Taking over a rowdy gym class right before winter vacation is not something James Naismith wants to do at all. The last two teachers of this class quit in frustration. The students—a bunch of energetic young men—are bored with all the regular games and activities. Naismith needs something new, exciting, and fast to keep the class happy—or someone's going to get hurt. Saving this class is going to take a genius. Discover the true story of how Naismith invented basketball in 1891 at a school in Springfield, Massachusetts.
Coy (the 4 for 4 series) tells the story of basketball's founding in 1891 directly and succinctly. Young teacher James Naismith takes over a gym class of unruly young men. When other organized games produce walking wounded, "Naismith felt like giving up but couldn't. The boys in the class reminded him of how he'd been at their age energetic, impatient, and eager for something exciting." Thirteen rules, a ball, and two peach baskets later, he develops a new game that demands accuracy while tempering aggressiveness. The story's dynamism comes from Morse's (Play Ball, Jackie!) stylized prints, whose posterlike quality is amplified by the limited palette of blue, brown, and maroon. Lanky limbs stretch dramatically across the pages, a visual foil to Coy's spare storytelling style. While it's slightly disconcerting to have the students referred to as "boys" when they appear as mustached young adults, their grimacing, chiseled features in motion are attention- grabbing. This lively glimpse into the beginnings of a hugely popular sport concludes with a short author's note and bibliography.
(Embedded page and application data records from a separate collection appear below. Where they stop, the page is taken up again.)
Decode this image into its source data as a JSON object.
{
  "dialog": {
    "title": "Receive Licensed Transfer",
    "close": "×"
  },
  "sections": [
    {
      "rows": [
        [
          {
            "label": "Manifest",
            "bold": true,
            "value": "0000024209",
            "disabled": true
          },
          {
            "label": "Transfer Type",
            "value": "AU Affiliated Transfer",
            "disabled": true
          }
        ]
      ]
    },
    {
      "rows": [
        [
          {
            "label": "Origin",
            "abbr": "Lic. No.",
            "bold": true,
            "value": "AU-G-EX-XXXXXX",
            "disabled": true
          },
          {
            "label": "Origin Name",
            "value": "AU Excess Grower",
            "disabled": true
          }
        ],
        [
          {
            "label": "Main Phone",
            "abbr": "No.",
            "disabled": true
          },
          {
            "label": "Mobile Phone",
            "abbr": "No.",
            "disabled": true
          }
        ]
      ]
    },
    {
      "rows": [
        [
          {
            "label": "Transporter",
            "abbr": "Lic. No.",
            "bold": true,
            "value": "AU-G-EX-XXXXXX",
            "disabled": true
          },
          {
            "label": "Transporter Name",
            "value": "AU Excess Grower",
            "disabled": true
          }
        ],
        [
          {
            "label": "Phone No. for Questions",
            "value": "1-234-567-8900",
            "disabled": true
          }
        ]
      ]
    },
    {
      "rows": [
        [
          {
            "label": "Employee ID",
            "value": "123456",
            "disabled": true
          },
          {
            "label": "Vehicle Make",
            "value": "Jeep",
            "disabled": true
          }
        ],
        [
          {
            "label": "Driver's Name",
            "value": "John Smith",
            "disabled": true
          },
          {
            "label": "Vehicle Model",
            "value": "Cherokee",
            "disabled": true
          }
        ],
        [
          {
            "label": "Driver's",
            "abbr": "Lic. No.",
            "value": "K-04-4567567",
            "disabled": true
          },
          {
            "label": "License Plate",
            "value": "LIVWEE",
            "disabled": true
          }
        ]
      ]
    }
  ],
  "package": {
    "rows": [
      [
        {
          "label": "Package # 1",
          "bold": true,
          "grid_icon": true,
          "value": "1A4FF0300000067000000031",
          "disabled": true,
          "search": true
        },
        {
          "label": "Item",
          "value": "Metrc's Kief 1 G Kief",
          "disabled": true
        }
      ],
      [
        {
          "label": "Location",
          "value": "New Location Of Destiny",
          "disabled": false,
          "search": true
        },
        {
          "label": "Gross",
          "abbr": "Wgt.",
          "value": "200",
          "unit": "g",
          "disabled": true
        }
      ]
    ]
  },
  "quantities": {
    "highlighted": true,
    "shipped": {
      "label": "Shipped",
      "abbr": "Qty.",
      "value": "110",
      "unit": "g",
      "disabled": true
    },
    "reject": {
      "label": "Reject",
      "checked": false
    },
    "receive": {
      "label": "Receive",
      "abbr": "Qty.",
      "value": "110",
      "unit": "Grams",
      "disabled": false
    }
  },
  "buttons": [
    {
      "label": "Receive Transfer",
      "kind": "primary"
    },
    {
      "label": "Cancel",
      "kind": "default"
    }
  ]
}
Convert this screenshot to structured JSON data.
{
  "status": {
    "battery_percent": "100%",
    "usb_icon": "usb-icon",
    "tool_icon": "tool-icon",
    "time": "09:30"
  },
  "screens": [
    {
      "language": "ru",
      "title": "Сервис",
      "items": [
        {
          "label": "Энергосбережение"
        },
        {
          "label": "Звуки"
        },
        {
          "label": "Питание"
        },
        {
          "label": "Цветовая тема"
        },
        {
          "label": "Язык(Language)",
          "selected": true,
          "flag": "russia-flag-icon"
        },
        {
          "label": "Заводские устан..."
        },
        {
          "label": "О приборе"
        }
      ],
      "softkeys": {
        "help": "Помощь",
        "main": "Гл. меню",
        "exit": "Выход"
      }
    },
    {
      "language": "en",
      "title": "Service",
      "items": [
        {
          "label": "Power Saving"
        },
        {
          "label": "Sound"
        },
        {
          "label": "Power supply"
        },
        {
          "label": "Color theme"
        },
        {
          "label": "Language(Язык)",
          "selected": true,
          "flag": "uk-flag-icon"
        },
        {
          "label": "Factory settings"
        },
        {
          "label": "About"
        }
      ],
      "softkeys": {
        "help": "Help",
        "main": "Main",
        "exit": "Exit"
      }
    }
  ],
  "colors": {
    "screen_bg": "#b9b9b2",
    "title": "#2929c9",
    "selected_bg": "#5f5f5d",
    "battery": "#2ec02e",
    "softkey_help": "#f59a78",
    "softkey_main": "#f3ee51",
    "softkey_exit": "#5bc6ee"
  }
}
Ages 7 11. Author's agent: Transatlantic Literary Agency. Illustrator's agent: Heflin Reps.